Here is the link to the ABC Bakers' Nutrition Guide.  They also label with a "May Contains" statement, "in addition, we call out all allergens on our packaging and order cards and provide specific warning if a product is made on a line that also produces product with a common allergen such as peanuts."  There are just three peanut/tree nut safe varieties for this year.  They are Thin Mints, Thanks-A-Lots and Lemonades.

So, once again, Abigail will be selling cookies that she can't eat, and I'll be buying cookies that I don't want to eat.  I am really late in posting this information.  Most of you have already probably been approached to purchase a box..or two.  I was really hoping that we were getting out of selling this year.  So close!

Saturday, February 5, 2011

Happy Birthday & Get Well Soon

Today is Abigail's birthday.  She's had a fever off and on for the last two days.  It's put a real damper on the birthday festivities.  She also had a Father/Daughter dance that she and her dad were supposed to attend tonight.  Tomorrow both sets of grandparents were coming for cake and ice cream...and presents, but we don't want to expose them to whatever bug Abigail's picked up.  She's pretty disappointed, but been a really good sport about it.

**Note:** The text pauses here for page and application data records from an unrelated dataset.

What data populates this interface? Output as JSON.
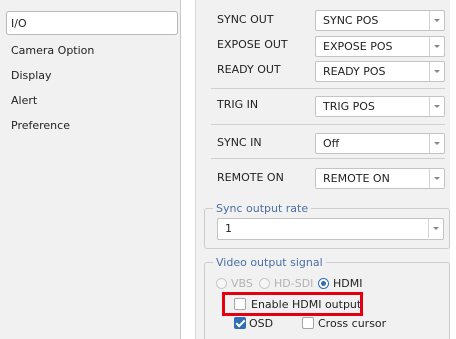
{
  "nav": {
    "items": [
      "I/O",
      "Camera Option",
      "Display",
      "Alert",
      "Preference"
    ],
    "selected": "I/O"
  },
  "io_rows": [
    {
      "label": "SYNC OUT",
      "value": "SYNC POS"
    },
    {
      "label": "EXPOSE OUT",
      "value": "EXPOSE POS"
    },
    {
      "label": "READY OUT",
      "value": "READY POS"
    },
    {
      "label": "TRIG IN",
      "value": "TRIG POS"
    },
    {
      "label": "SYNC IN",
      "value": "Off"
    },
    {
      "label": "REMOTE ON",
      "value": "REMOTE ON"
    }
  ],
  "sync_output_rate": {
    "legend": "Sync output rate",
    "value": "1"
  },
  "video_output_signal": {
    "legend": "Video output signal",
    "options": [
      {
        "label": "VBS",
        "selected": false,
        "enabled": false
      },
      {
        "label": "HD-SDI",
        "selected": false,
        "enabled": false
      },
      {
        "label": "HDMI",
        "selected": true,
        "enabled": true
      }
    ],
    "enable_hdmi_output": {
      "label": "Enable HDMI output",
      "checked": false
    },
    "osd": {
      "label": "OSD",
      "checked": true
    },
    "cross_cursor": {
      "label": "Cross cursor",
      "checked": false
    }
  },
  "colors": {
    "accent": "#2f6fb5",
    "legend_text": "#4a6fa5",
    "highlight": "#e40010",
    "panel_bg": "#f1f1f1"
  }
}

I've tried to make her day as special as possible.  This morning we made waffles and pancake puffs...with candles.  We've rented movies and video games.  We've decorated a cake that is too big now that family is not coming tomorrow to help eat it.  We've opened presents and painted fingernails with a new nail polish set that she got for her birthday.  And, we let her have her choice of take-out which was McDonald's.  That's how much I was trying to make her day great.  I let her eat a McDonald's Happy Meal.

We put those allergy safe jelly beans to good use on her birthday cake.  Abigail asked for a chocolate cake decorated with a rainbow, peace signs, hearts and stars.  She had a good time making the rainbow and peace sign "clouds" and instructing me where to put the hearts and stars. It turned out pretty cute, and she was thrilled with the end results.

Happy Birthday dear Abigail!  Love you!  Hope you feel better soon.

Wednesday, February 2, 2011

Latest Trip to Duke

It's been three months since our last trip to Duke University Hospital.  It was time to hit the road and make the drive to Durham to visit the Duke Clinical Research Unit.

It was a lab visit.  These occur every 6 months.  I think Abigail dreads the saliva collection more than the blood draw.  She dislikes spitting into that collection tube.  She also had another skin prick test.  The last one was done at Abigail's food challenge back in June of last year.  Here's a picture from that test.

Here's a picture of her back after the test this week.  The top prick on the left is the highest dose of the peanut protein.  The prick on the bottom right is the histamine.  That first prick is about the same size as the one in June 2010.  The second prick was about the size of a pin head.  Her doctor traced it, but didn't record the others.  There was nothing to trace.  You can definitely see the difference between these tests.  How exciting! 

Last, but not least, they had to do a blood draw to get new IgE numbers.  I know they do a regular blood panel to monitor her overall health, but I'm not sure what else they look at.  Regardless, there were 5, maybe 6 tubes they needed to fill.  Do you know what Abigail did?  The nurse inserted the needle, but Abigail put on and removed each of the tubes.  It was unbelievable.  Here's a picture of her changing out the tube.

Six months ago, Abigail's IgE number was 12.8.  The doctor thinks that this time around we might possibly see a single digit number on the lab report.  I can't wait to get those results!

There was also opportunity to ask lots of questions about what's next for us in the trial as well as get an update on the results to date of the sublingual immunotherapy study. I'll cover all of that in my next post.